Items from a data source
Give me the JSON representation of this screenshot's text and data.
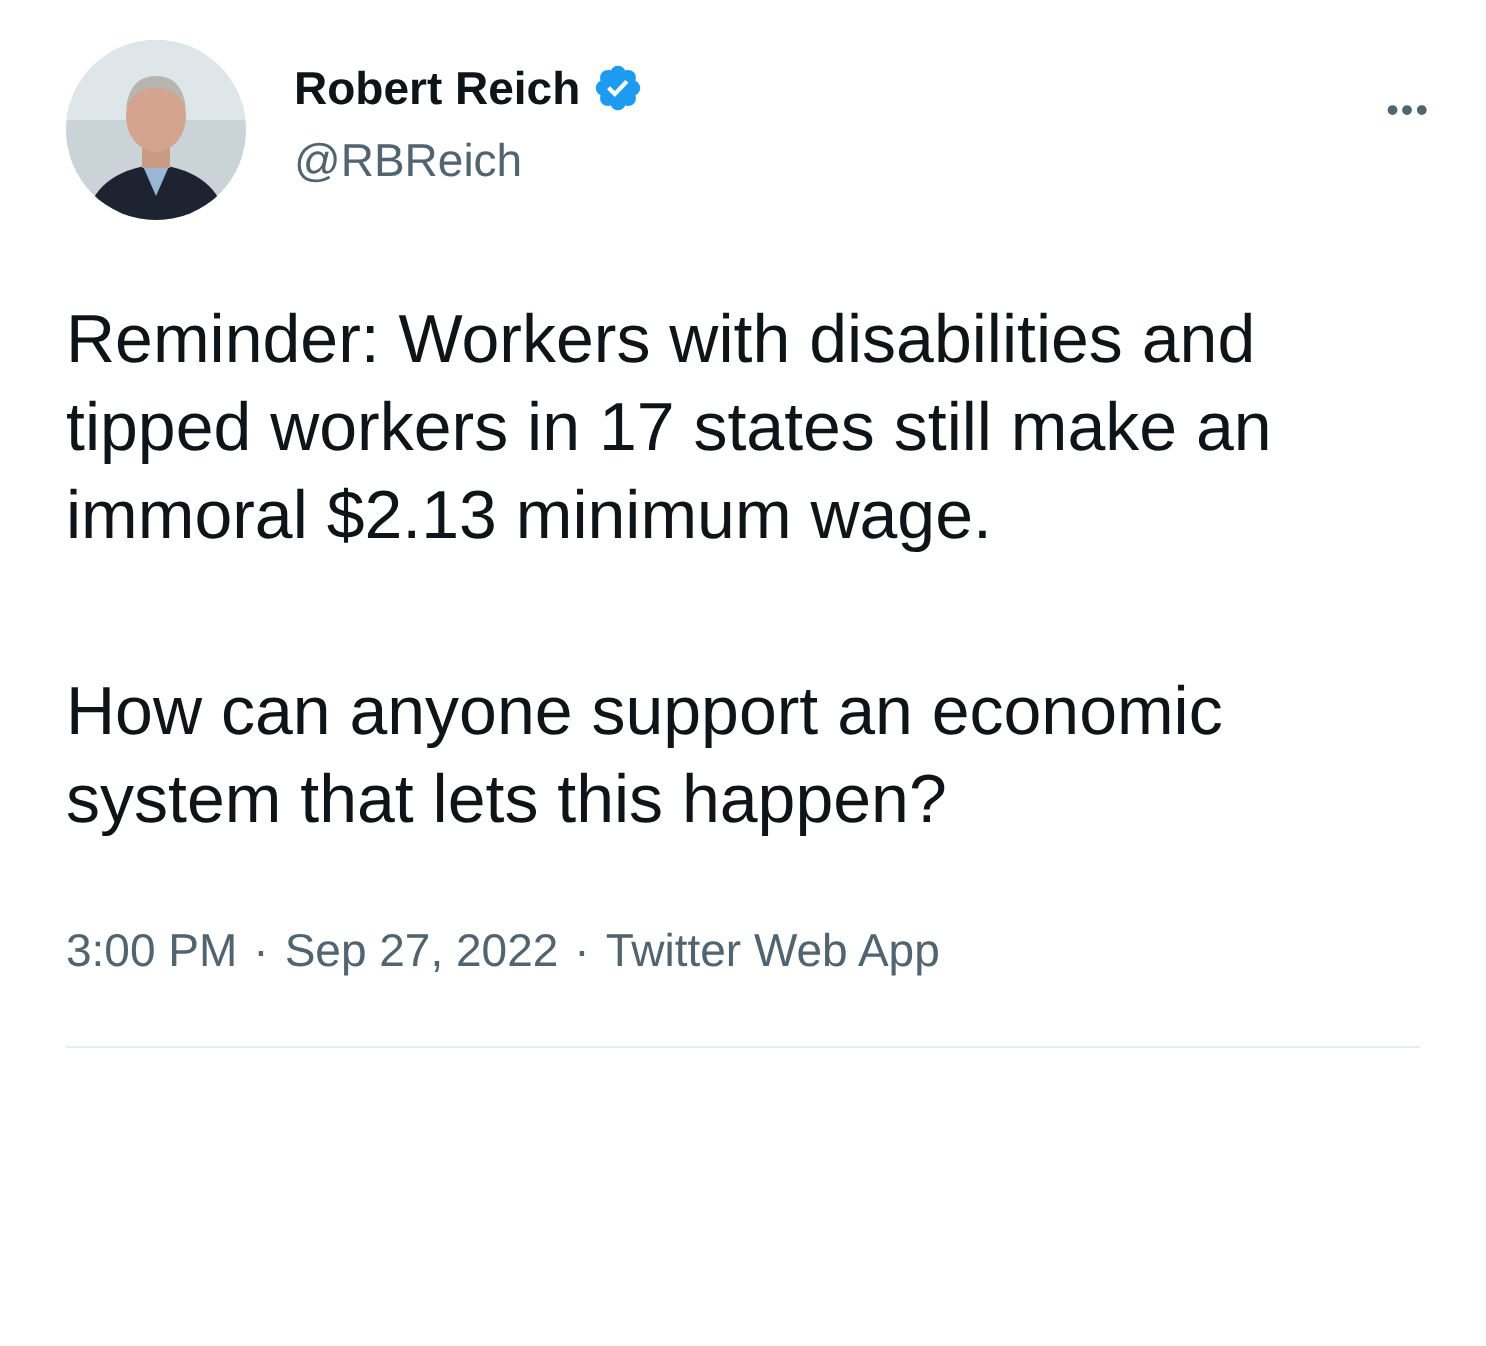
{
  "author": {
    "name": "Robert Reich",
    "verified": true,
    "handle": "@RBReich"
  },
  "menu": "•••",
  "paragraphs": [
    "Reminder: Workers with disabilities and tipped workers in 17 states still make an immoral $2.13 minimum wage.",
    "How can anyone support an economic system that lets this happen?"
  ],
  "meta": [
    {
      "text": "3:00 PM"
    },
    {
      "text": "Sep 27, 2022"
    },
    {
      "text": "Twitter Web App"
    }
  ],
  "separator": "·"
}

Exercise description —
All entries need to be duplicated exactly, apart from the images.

Answer section —
Give me the JSON representation of this screenshot's text and data.
{
  "author": {
    "name": "Robert Reich",
    "verified": true,
    "handle": "@RBReich"
  },
  "menu": "•••",
  "paragraphs": [
    "Reminder: Workers with disabilities and tipped workers in 17 states still make an immoral $2.13 minimum wage.",
    "How can anyone support an economic system that lets this happen?"
  ],
  "meta": [
    {
      "text": "3:00 PM"
    },
    {
      "text": "Sep 27, 2022"
    },
    {
      "text": "Twitter Web App"
    }
  ],
  "separator": "·"
}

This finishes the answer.